Echo Chambers – The Concequence of a Customizable Online Feed

The advent of digitization and social media has allowed people to customize exactly what they see on their Twitter, Facebook, Reddit etc. front page and feeds. Inclusion does not exist without exclusion which creates a potentially problematic situation when it comes to tailoring what you are surrounded with online. Most people, myself included, exclusively subscribe to things online that they are interested in, line up with their beliefs, values, stances on socio-political issues, hobbies etc. and leave out the things they do not care for. The problematic part of this situation is that one essentially is surrounded by other people and sources of information that exist to confirm whatever you already believed from the start. There are few offering alternative perspectives, opinions and information. It creates the illusion that whatever you believe in is some sort of objective truth or the ‘best’ stance or opinion to have …since everyone else (supposedly) holds it too. If one only follows people on Twitter that are pro-choice in the abortion debate then naturally all of their opinions will seem perfectly logical and you’ll agree with them all the time. One wouldn’t see the opposite side of the debate and their reasoning for it, effectively just closing your eyes and covering your ears to anything that does not undoubtedly agree with your viewpoints. Of course, you could manually search up the hashtags and online personalities of opposing stances and learn their points, but really, how many people do that?

Reddit is most likely the best example of the ‘echo chamber’ phenomenon occurring in social media. While Facebook only has the ability to ‘react’ to comments and posts with various emojis to briefly represent your opinion, Reddit has a binary upvote/downvote system across the entire site, moderators that police comments according to a set of rules set by each subreddit (subforum) and awards such as silver, gold, platinum that can be bought for a comment. Comments that people like can be upvoted and the more it is upvoted, the higher up it rises. If a comment was posted an hour ago and has 1000 upvotes, it’ll be far above the comment that was posted 5 minutes ago and has 1 upvote. Naturally, the comments seen at the top due to upvotes will be further upvoted by those that find it funny, agree with what it says or upvote it for any other reason, while the comment posted 5 minutes ago will remain hidden to most people (assuming there are a significant amount of comments already). The worst part is that comments that are downvoted a certain amount are effectively ‘hidden’ by Reddit at the bottom of the page and require a manual click by users to read what was said. If you visit a subreddit dedicated to a certain political figure and their supporters and you offer an opposing view to one of their policies or flat out disagree with them, chances are you will be downvoted to the point of being hidden and perhaps even banned by moderators. Opposing views are hidden/silenced/removed while those that go with the flow are upvoted to the top and the cycle continues.

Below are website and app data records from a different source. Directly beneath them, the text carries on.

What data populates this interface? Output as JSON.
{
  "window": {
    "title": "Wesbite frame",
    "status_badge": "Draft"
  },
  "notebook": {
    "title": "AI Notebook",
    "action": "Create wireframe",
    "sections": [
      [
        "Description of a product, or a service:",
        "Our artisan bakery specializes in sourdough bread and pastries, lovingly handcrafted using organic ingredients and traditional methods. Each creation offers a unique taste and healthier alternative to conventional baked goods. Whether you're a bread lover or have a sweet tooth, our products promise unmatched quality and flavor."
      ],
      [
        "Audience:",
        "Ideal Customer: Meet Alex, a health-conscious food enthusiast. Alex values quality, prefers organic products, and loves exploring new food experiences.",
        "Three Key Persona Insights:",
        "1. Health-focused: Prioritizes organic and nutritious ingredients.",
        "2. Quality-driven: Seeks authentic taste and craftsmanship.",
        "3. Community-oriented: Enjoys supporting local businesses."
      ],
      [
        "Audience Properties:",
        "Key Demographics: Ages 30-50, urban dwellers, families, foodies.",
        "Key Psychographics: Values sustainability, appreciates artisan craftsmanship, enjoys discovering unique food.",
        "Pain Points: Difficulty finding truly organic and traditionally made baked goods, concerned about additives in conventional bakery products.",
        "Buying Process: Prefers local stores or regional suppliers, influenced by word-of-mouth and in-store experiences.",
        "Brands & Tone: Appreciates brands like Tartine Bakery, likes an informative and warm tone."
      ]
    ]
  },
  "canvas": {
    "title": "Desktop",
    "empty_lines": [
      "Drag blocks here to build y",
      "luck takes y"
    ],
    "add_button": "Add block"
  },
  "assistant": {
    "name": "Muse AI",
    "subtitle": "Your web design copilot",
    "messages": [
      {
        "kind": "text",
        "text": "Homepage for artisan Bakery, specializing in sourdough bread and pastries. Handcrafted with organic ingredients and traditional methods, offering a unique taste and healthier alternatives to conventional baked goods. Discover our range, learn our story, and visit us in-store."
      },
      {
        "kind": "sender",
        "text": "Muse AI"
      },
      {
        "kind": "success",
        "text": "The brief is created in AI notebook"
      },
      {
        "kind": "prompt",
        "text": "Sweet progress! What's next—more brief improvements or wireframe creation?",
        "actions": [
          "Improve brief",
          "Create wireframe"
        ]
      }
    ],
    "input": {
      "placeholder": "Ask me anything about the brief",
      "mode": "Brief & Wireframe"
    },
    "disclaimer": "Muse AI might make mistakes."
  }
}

Of course, you can also just follow cute dog content, smile at your feed and go on about your day.

From the Facebook group “Dogspotting”